When bad weather causes disruption, what are your employees’ rights and responsibilities? HR expert Vicky Stanton shares her advice…
As the end of February approaches, your thoughts may start turning to spring, but while you may have avoided the snow and ice, now is not the time to become complacent – you only have to look back to March 2013 for evidence of why!
So, if you haven’t thought about your bad weather policies recently, now might be a good time. Keep in mind the following points:
Employees are not automatically entitled to be paid if they cannot get to work due to bad weather.
Unless the employer pays for travel time or provides transport, there is no legal right to be paid for time lost due to travel disruption, or for any days lost due to poor weather. However, employers may have contractual, collective or custom and practice arrangements in place for this. If staff cannot genuinely get into work, are they required to take holiday? Do they have an unpaid day? Can they make up the time elsewhere during the next few months?
Employers who are able to be flexible with working hours and location may have an opportunity to enhance staff morale and productivity by the way they handle bad weather disruption. Could some staff work from home, could you introduce different working patterns or is there someone who can cover at short notice who lives nearer?
Talk to staff about your policy before the situation arises.
They will know what to expect then if they are late or cannot get in at all. Ask them to think about how they will get to work if the public transport network is affected. Do they have arrangements in place if their child’s school is closed due to the bad weather? Do they know how to get in touch with the relevant person at the workplace if they are delayed or not able to attend?
What does your policy currently say? Is it time to review it so that there are clear processes around pay, lateness due to the weather, expectations of staff to try to get into work and your contingency arrangements if they cannot?
Even with the best planning there may be the occasion where a parent of a child is left with the emergency situation of a school being closed and no back-up support available. In circumstances such as this an employee is entitled to take unpaid time off to look after their children as a result of not having any childcare arrangements. In extreme weather conditions, this could be seen as an emergency situation. It is not possible to advise on how much time off comes under the ‘time off for dependants’ legislation as each employee is entitled to as much time off as is necessary to make alternative childcare arrangements.

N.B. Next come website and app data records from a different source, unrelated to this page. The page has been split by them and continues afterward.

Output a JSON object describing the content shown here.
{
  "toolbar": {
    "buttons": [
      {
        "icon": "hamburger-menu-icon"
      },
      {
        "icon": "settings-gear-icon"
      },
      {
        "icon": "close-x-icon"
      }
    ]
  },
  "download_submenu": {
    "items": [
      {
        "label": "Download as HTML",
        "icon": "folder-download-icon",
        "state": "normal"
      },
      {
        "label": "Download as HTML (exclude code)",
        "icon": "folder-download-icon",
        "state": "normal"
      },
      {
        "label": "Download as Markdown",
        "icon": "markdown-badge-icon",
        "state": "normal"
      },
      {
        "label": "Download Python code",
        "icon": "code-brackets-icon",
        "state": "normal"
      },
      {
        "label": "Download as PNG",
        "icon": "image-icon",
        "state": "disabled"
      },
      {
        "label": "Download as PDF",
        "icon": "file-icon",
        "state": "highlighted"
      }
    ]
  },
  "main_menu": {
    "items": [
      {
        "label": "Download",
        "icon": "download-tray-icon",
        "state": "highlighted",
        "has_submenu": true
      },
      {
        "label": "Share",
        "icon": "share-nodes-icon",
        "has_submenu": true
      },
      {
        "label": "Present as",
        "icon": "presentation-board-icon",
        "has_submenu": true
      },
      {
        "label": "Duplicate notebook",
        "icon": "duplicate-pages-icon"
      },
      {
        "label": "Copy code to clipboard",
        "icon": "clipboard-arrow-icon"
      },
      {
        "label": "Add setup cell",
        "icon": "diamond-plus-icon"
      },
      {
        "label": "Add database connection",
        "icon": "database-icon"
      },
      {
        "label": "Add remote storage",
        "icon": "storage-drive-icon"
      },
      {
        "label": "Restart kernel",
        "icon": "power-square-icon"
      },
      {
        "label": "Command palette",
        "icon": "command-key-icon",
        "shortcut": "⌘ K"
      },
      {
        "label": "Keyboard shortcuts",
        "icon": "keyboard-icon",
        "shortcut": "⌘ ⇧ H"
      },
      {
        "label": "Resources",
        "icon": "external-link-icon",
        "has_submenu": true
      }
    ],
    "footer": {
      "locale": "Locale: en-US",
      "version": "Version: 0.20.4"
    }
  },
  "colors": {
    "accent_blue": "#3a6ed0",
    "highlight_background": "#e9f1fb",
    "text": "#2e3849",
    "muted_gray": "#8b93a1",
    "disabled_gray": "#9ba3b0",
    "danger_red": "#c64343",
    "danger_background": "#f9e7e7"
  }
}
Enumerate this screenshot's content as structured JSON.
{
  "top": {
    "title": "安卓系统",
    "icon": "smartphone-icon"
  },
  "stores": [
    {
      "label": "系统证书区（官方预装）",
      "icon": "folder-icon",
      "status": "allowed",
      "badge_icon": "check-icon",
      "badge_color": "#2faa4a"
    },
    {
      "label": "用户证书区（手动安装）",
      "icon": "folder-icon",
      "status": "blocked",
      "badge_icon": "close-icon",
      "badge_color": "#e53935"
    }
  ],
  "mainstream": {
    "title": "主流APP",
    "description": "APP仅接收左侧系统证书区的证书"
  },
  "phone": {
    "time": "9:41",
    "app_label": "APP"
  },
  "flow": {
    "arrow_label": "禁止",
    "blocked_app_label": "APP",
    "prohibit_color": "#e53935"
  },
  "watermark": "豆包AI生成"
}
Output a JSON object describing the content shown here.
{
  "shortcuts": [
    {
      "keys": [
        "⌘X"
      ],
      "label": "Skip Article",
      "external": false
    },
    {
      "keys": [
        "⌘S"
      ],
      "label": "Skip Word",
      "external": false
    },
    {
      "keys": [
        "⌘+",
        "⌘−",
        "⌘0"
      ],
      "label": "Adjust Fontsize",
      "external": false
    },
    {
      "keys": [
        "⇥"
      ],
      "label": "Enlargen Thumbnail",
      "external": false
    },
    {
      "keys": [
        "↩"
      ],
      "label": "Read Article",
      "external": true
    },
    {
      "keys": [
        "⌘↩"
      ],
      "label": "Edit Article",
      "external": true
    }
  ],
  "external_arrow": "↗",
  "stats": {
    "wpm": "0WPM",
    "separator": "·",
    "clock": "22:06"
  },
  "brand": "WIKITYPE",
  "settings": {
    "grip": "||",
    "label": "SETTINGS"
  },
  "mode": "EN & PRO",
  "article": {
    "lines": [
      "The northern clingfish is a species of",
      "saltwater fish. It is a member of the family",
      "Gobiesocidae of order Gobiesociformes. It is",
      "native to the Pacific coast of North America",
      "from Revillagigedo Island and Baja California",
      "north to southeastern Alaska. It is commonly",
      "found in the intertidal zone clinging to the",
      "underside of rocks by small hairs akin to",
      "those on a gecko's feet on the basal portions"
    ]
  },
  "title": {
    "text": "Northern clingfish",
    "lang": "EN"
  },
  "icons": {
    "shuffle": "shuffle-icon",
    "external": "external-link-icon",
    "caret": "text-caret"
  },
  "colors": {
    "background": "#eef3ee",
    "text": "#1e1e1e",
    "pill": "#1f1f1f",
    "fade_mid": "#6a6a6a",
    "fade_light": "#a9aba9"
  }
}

Vicky Stanton is director of HR 4 Your Nursery, a professional HR consultancy working specifically with nursery and preschool owners and managers to take the challenge out of people management.